Licorice grows wild in North America as Glycyrrhiza lepidota, one of numerous species of this plant. The Blackfoot Indians of the Dakotas steeped the leaves of wild licorice plants in hot water and used this infusion to treat earache, according to the Weisses. And various American tribes ate the root both fresh and roasted. Today, in Appalachia and other parts of rural America, children chew licorice root as a treat.
Glycvrrhizin, a saponin in licorice root, is effective as an anti-inflammatory and anti-allergenic agent, which inhibits virus growth and inactivates virus particles and promotes interferon activity, according to Herbal Gram.
Various derivatives of glycyrrhizin have also been shown to prevent gastric ulcers and heal ulcers, and are administered as a remedy for chronic hepatitis, according to the publication. As one potential mechanism of action, glycyrrhizin has been shown to inhibit prostaglandin E2 production by macrophages. New research shows that derivatives of glycyrhetinic acid also inhibit two enzymes which are involved in asthma, allergic disease and inflammation.
Large amounts of licorice should be avoided, according to the publication, since the herb can deplete your body of potassium, causing an electrolyte imbalance.
Japanese researchers recently have shown that a licorice extract is effective against the HIV virus, which causes AIDS, according to Laurence Badgley, M.D., in Healing AIDS Naturally. And in China, where licorice is commonly called gan cao (sweet weed) Chinese doctors have long used the herb for gastric ulcers and arthritis, he said.
Licorice will help take away your sugar craves.
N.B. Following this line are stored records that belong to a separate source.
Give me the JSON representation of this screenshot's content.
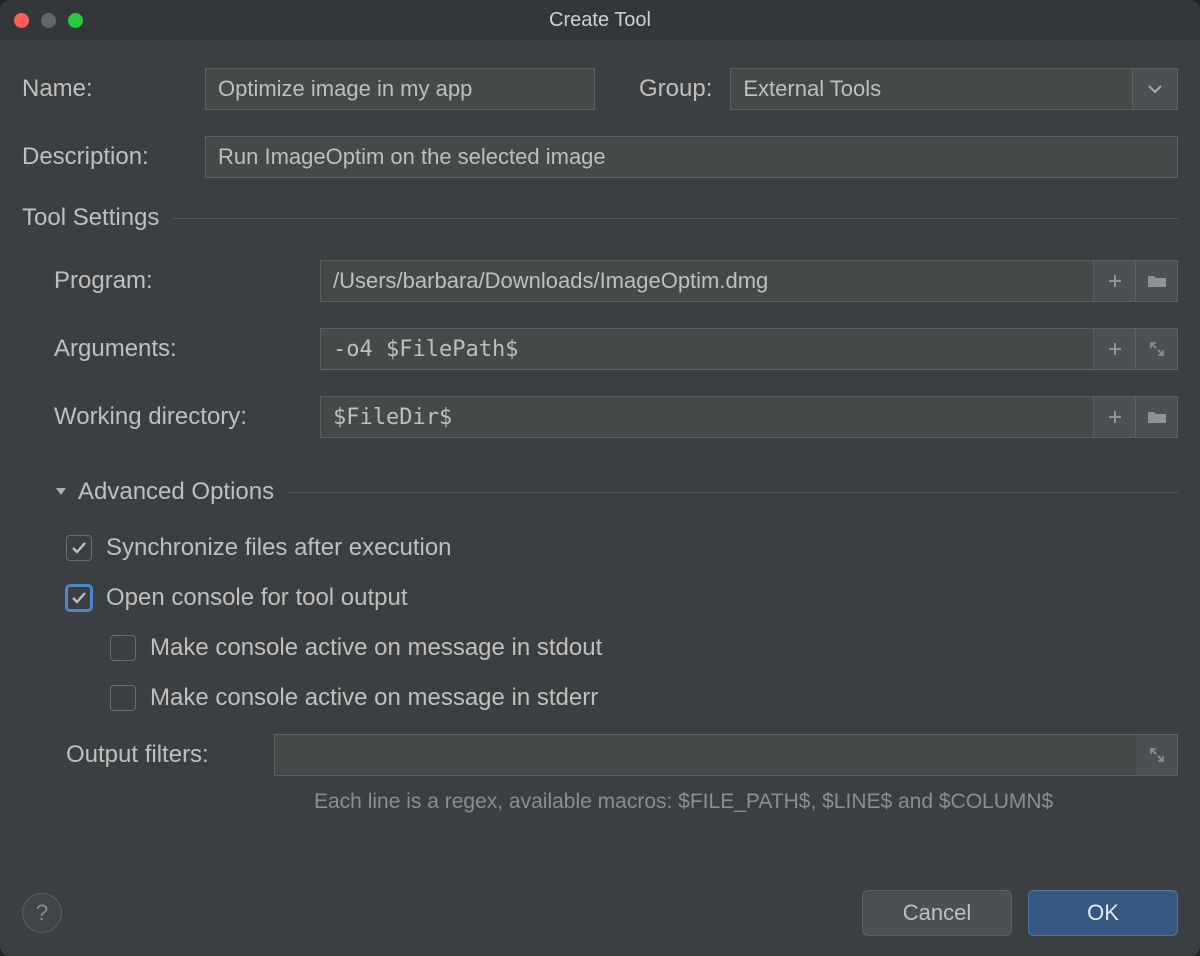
{
  "window": {
    "title": "Create Tool"
  },
  "fields": {
    "name": {
      "label": "Name:",
      "value": "Optimize image in my app"
    },
    "group": {
      "label": "Group:",
      "value": "External Tools"
    },
    "description": {
      "label": "Description:",
      "value": "Run ImageOptim on the selected image"
    }
  },
  "toolSettings": {
    "title": "Tool Settings",
    "program": {
      "label": "Program:",
      "value": "/Users/barbara/Downloads/ImageOptim.dmg"
    },
    "arguments": {
      "label": "Arguments:",
      "value": "-o4 $FilePath$"
    },
    "workingDir": {
      "label": "Working directory:",
      "value": "$FileDir$"
    }
  },
  "advanced": {
    "title": "Advanced Options",
    "syncFiles": {
      "label": "Synchronize files after execution",
      "checked": true
    },
    "openConsole": {
      "label": "Open console for tool output",
      "checked": true,
      "focused": true
    },
    "activeStdout": {
      "label": "Make console active on message in stdout",
      "checked": false
    },
    "activeStderr": {
      "label": "Make console active on message in stderr",
      "checked": false
    },
    "outputFilters": {
      "label": "Output filters:",
      "value": ""
    },
    "hint": "Each line is a regex, available macros: $FILE_PATH$, $LINE$ and $COLUMN$"
  },
  "buttons": {
    "help": "?",
    "cancel": "Cancel",
    "ok": "OK"
  },
  "colors": {
    "accent": "#4a88c7"
  }
}
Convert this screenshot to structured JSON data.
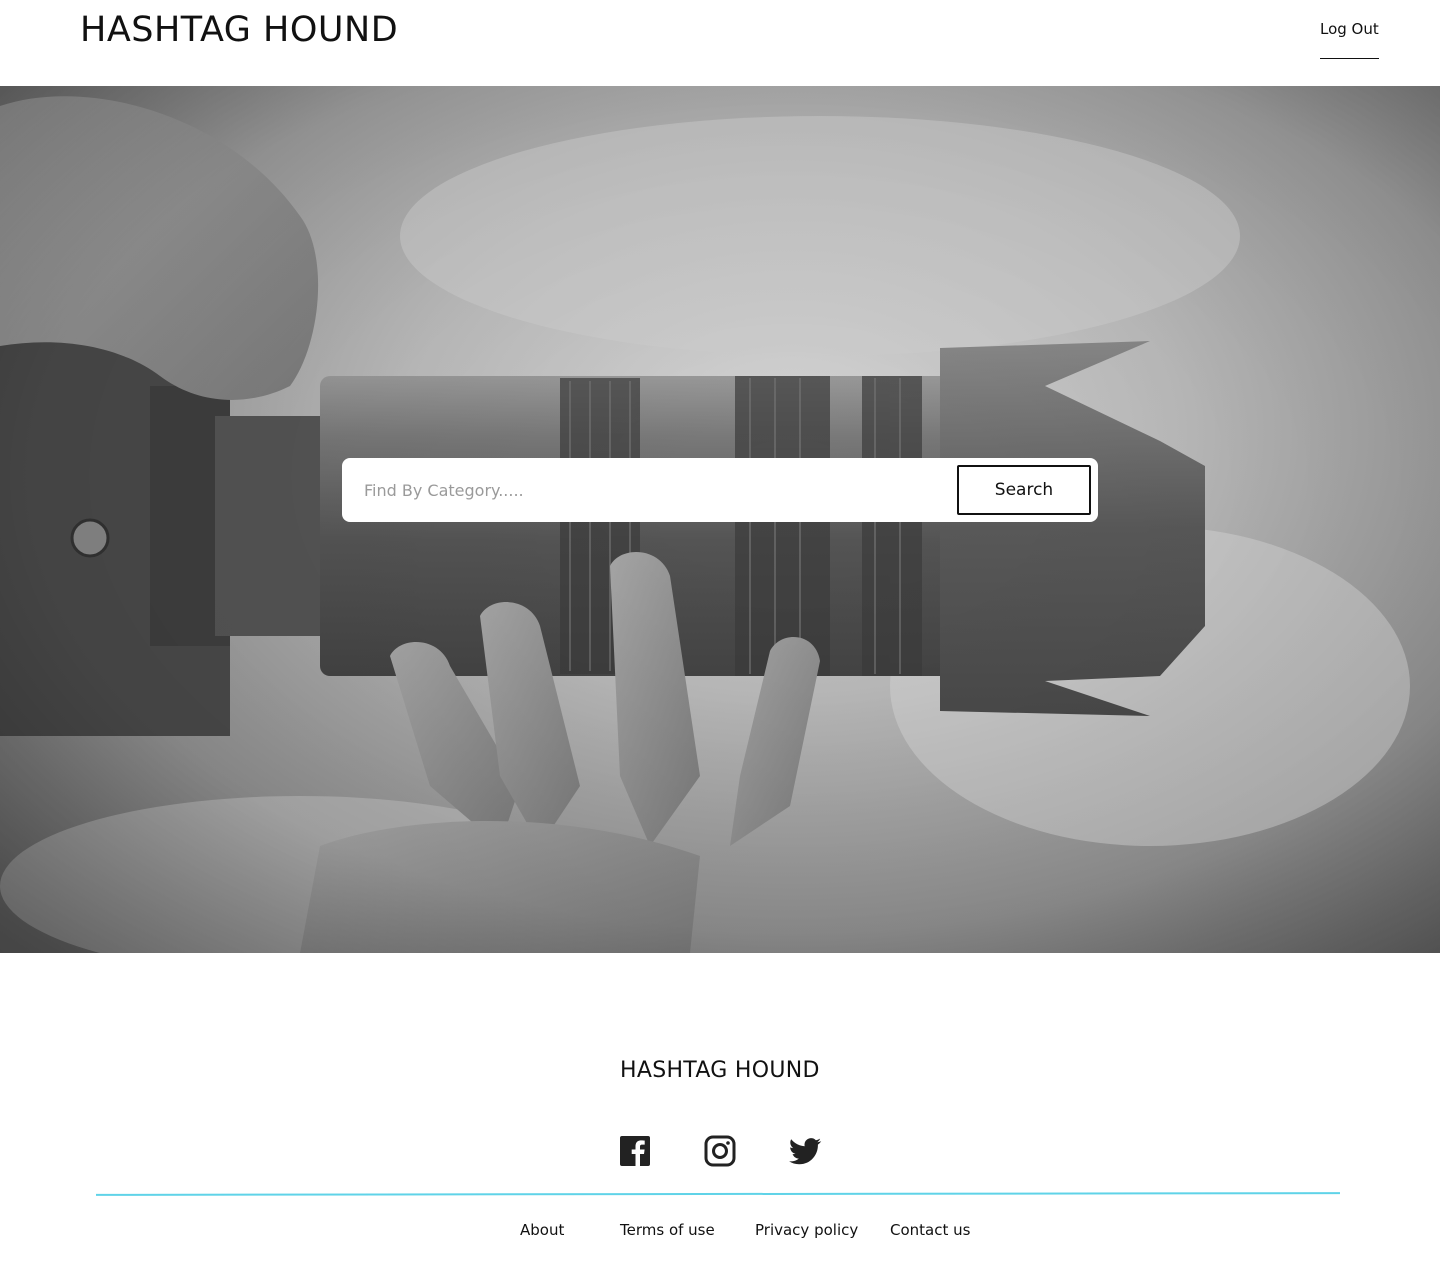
{
  "header": {
    "brand": "HASHTAG HOUND",
    "logout_label": "Log Out"
  },
  "search": {
    "placeholder": "Find By Category.....",
    "button_label": "Search"
  },
  "footer": {
    "brand": "HASHTAG HOUND",
    "social": [
      "facebook-icon",
      "instagram-icon",
      "twitter-icon"
    ],
    "divider_color": "#5fd3e8",
    "links": {
      "about": "About",
      "terms": "Terms of use",
      "privacy": "Privacy policy",
      "contact": "Contact us"
    }
  }
}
It has helpd people stop smoking.
Licorice (100 capsules)
Licorice ATC (50 capsules, concentrate)
Licorice Extract (2 oz)